“Angel In Disguise” narrowly edges the peaceful serenade of “Dive Too Deep” as the best ballad on the album thanks to its particularly sweet message shared with the listener through sincere and acute lyrics as Winter sings “Who am I to say angels from the sky don’t walk the earth? / As time goes by, I realize / There’s so much more than I could ever learn / You’re an angel in disguise.” Calling this song a ballad is slightly inaccurate since the presence of whining electric guitars and banging drums of Jon Wilkes makes it a lively track, but the sentiment behind the lyrics and slow sections certainly qualify it as a very appealing ballad.
“Don’t Lose Hope” picks up the tempo with a fun and galvanizing song reassuring listeners to stay strong and have hope. Winter even goes as far as consoling “We are here with you, you’re not alone,” making this standout track one of the most heartfelt and important on the album.
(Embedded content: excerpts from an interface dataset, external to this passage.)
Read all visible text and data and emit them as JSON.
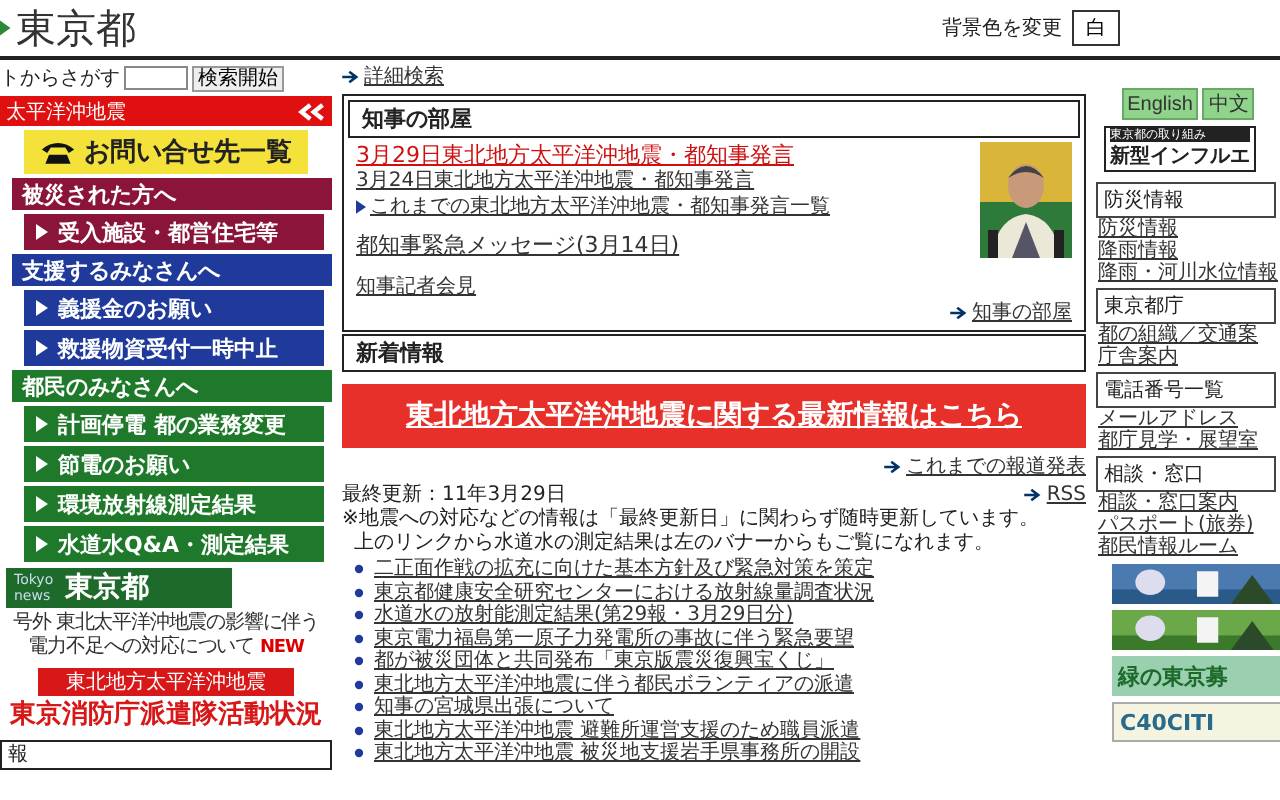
{
  "header": {
    "logo": "東京都",
    "bg_label": "背景色を変更",
    "bg_button": "白"
  },
  "left": {
    "search_label": "トからさがす",
    "search_button": "検索開始",
    "quake_bar": "太平洋沖地震",
    "contact": "お問い合せ先一覧",
    "sections": [
      {
        "title": "被災された方へ",
        "color": "#8a1538",
        "links": [
          "受入施設・都営住宅等"
        ]
      },
      {
        "title": "支援するみなさんへ",
        "color": "#1f3a9a",
        "links": [
          "義援金のお願い",
          "救援物資受付一時中止"
        ]
      },
      {
        "title": "都民のみなさんへ",
        "color": "#1e7a2a",
        "links": [
          "計画停電 都の業務変更",
          "節電のお願い",
          "環境放射線測定結果",
          "水道水Q&A・測定結果"
        ]
      }
    ],
    "news_banner": {
      "en_top": "Tokyo",
      "en_bottom": "news",
      "title": "東京都"
    },
    "notice": {
      "line1": "号外 東北太平洋沖地震の影響に伴う",
      "line2": "電力不足への対応について",
      "badge": "NEW"
    },
    "fire_banner": {
      "top": "東北地方太平洋沖地震",
      "main": "東京消防庁派遣隊活動状況"
    },
    "bottom_box": "報"
  },
  "center": {
    "detail_search": "詳細検索",
    "governor": {
      "title": "知事の部屋",
      "links": [
        {
          "text": "3月29日東北地方太平洋沖地震・都知事発言",
          "kind": "highlight"
        },
        {
          "text": "3月24日東北地方太平洋沖地震・都知事発言",
          "kind": "plain"
        },
        {
          "text": "これまでの東北地方太平洋沖地震・都知事発言一覧",
          "kind": "pointer"
        }
      ],
      "message": "都知事緊急メッセージ(3月14日)",
      "press": "知事記者会見",
      "more": "知事の部屋"
    },
    "news_title": "新着情報",
    "banner": "東北地方太平洋沖地震に関する最新情報はこちら",
    "press_link": "これまでの報道発表",
    "rss": "RSS",
    "updated": "最終更新：11年3月29日",
    "notes": [
      "※地震への対応などの情報は「最終更新日」に関わらず随時更新しています。",
      "上のリンクから水道水の測定結果は左のバナーからもご覧になれます。"
    ],
    "items": [
      "二正面作戦の拡充に向けた基本方針及び緊急対策を策定",
      "東京都健康安全研究センターにおける放射線量調査状況",
      "水道水の放射能測定結果(第29報・3月29日分)",
      "東京電力福島第一原子力発電所の事故に伴う緊急要望",
      "都が被災団体と共同発布「東京版震災復興宝くじ」",
      "東北地方太平洋沖地震に伴う都民ボランティアの派遣",
      "知事の宮城県出張について",
      "東北地方太平洋沖地震 避難所運営支援のため職員派遣",
      "東北地方太平洋沖地震 被災地支援岩手県事務所の開設"
    ]
  },
  "right": {
    "langs": [
      "English",
      "中文"
    ],
    "flu_top": "東京都の取り組み",
    "flu": "新型インフルエ",
    "groups": [
      {
        "title": "防災情報",
        "links": [
          "防災情報",
          "降雨情報",
          "降雨・河川水位情報"
        ]
      },
      {
        "title": "東京都庁",
        "links": [
          "都の組織／交通案",
          "庁舎案内"
        ]
      },
      {
        "title": "電話番号一覧",
        "links": [
          "メールアドレス",
          "都庁見学・展望室"
        ]
      },
      {
        "title": "相談・窓口",
        "links": [
          "相談・窓口案内",
          "パスポート(旅券)",
          "都民情報ルーム"
        ]
      }
    ],
    "banners": [
      {
        "kind": "picture"
      },
      {
        "kind": "picture"
      },
      {
        "kind": "text",
        "text": "緑の東京募"
      },
      {
        "kind": "text",
        "text": "C40CITI"
      }
    ]
  }
}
The central guitar riff Matt Carter and the rhythm guitar during the verses of former band member Duke Kitchens raises this song’s appeal and enjoyability, while Winter’s composed but stirring vocals are spot-on.
Lonely Road was a major letdown for fans who enjoyed the post-hardcore-meets-punk-rock style of the band’s debut album, but The Red Jumpsuit Apparatus have completely redeemed themselves with Am I The Enemy. From start to finish, RJA’s latest album is a phenomenal effort that balances the harder elements of the music with its appeal. From the rock anthem, “Dreams” to the serene “Dive Too Deep,” from the encouraging “Don’t Lose Hope” to the outright angst of “Choke,” there’s something here for everyone. Fans of Silverstein, The All-American Rejects, Story Of The Year, Hawthorne Heights, Yellowcard, Saosin, Secondhand Serenade, Mayday Parade, Alesana, and Taking Back Sunday will enjoy this album thanks to its combination of both heavier and lighter elements of the rock genre. It won’t be as highly regarded as Don’t You Fake It, but Am I The Enemy is a sensational record throughout and deserves recognition and praise for putting the Red Jumpsuit Apparatus back on the map.
Final Score: 8.4/10
Rank: 2nd (three total albums)
- Wake Me Up
- Am I The Enemy
- Dive Too Deep
- Where Are The Heroes
- Angel In Disguise
- Don’t Lose Hope
- Fall From Grace